Exercise objective:
Determine how many lines in the entries below contain the word "name". The reply is that number alone.

[Stored data]

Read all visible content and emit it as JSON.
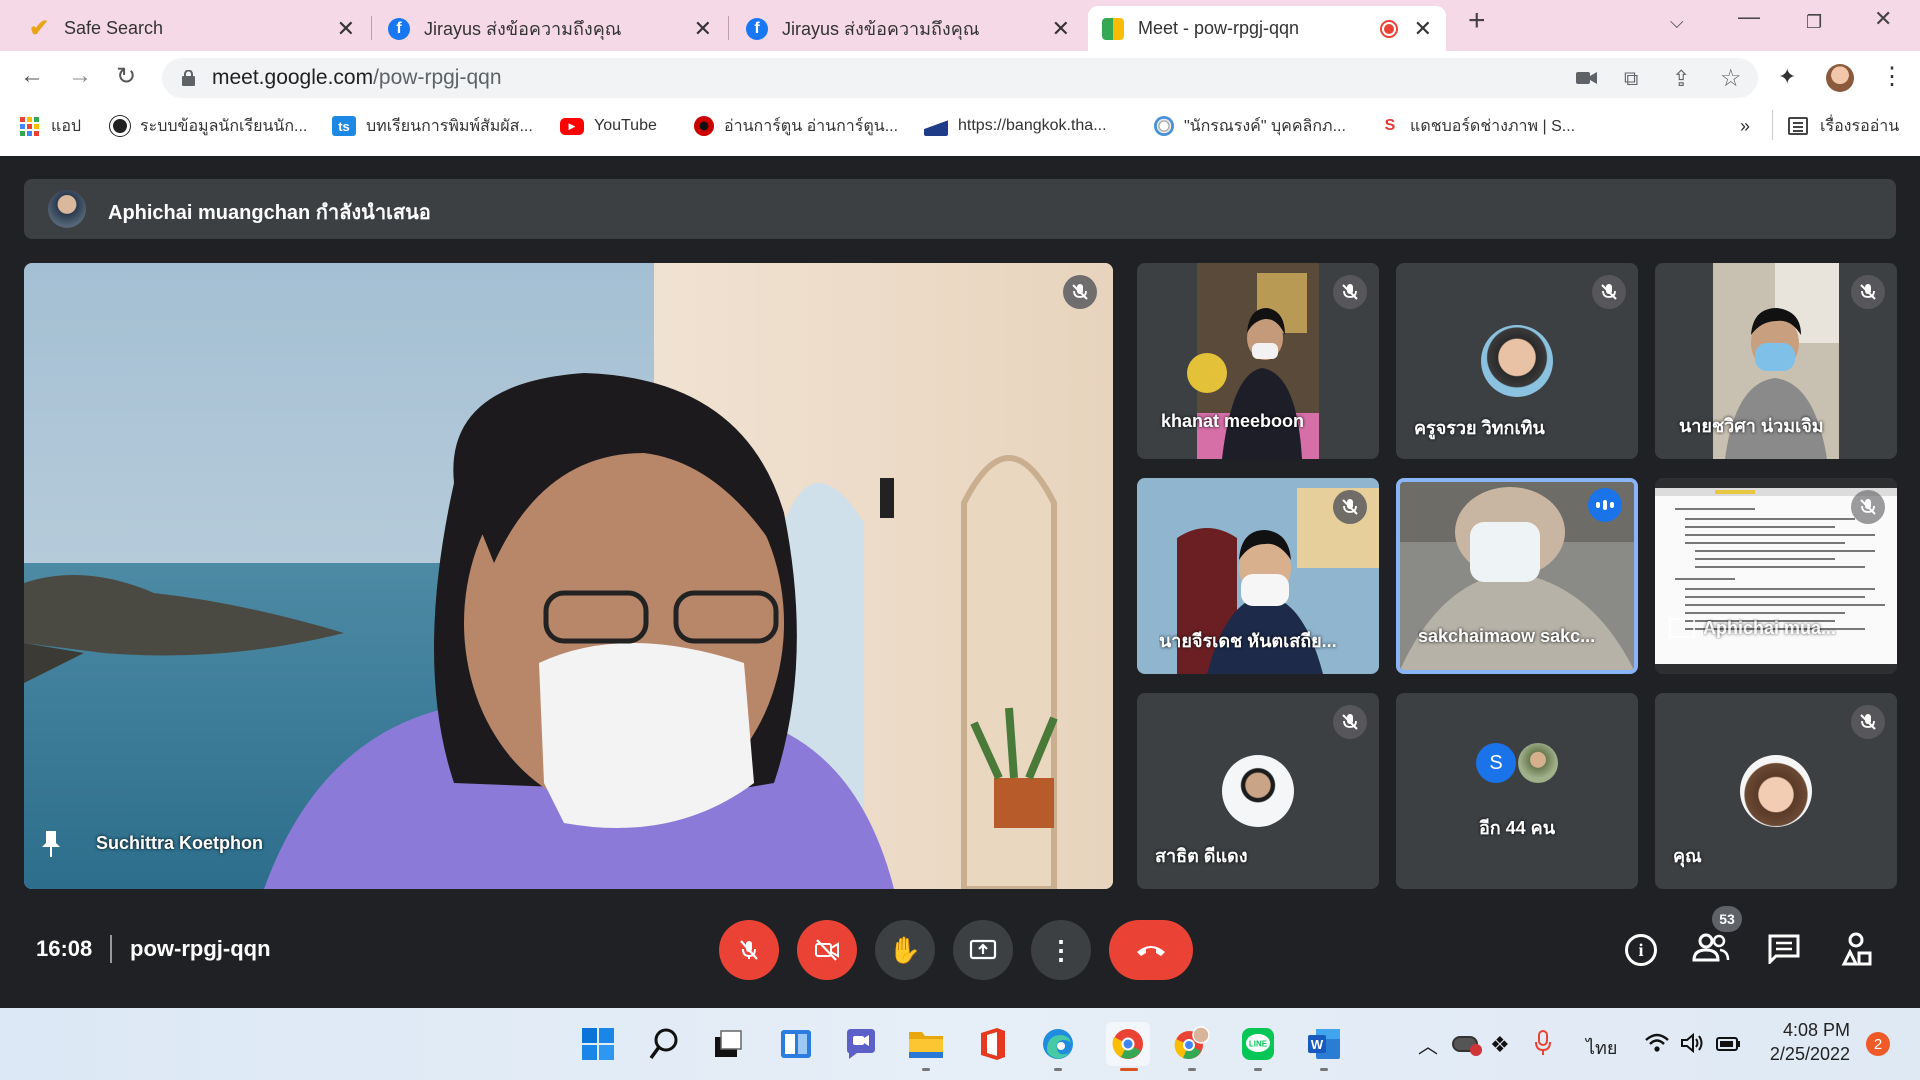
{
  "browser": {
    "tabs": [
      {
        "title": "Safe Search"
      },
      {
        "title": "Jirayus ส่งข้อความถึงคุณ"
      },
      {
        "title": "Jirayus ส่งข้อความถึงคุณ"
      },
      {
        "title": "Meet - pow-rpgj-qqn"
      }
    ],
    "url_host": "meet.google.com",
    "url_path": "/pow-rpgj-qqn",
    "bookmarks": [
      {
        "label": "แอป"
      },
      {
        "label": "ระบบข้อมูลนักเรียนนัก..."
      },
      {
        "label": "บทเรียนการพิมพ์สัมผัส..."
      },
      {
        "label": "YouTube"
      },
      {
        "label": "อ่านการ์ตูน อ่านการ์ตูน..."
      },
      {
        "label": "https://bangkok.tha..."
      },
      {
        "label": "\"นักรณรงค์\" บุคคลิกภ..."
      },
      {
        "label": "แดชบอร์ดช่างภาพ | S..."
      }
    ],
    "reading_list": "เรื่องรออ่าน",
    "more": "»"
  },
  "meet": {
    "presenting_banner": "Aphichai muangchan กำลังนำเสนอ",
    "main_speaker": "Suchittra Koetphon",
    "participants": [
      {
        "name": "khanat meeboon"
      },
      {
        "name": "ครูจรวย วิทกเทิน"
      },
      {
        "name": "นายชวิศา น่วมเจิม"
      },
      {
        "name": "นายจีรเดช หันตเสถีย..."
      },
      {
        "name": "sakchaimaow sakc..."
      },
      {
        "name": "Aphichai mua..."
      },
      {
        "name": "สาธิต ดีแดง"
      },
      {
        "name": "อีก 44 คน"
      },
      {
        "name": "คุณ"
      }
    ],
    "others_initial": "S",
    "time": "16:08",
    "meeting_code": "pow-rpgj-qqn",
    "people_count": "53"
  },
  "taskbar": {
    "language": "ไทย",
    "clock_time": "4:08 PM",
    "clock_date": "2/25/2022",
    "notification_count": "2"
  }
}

Solution:
9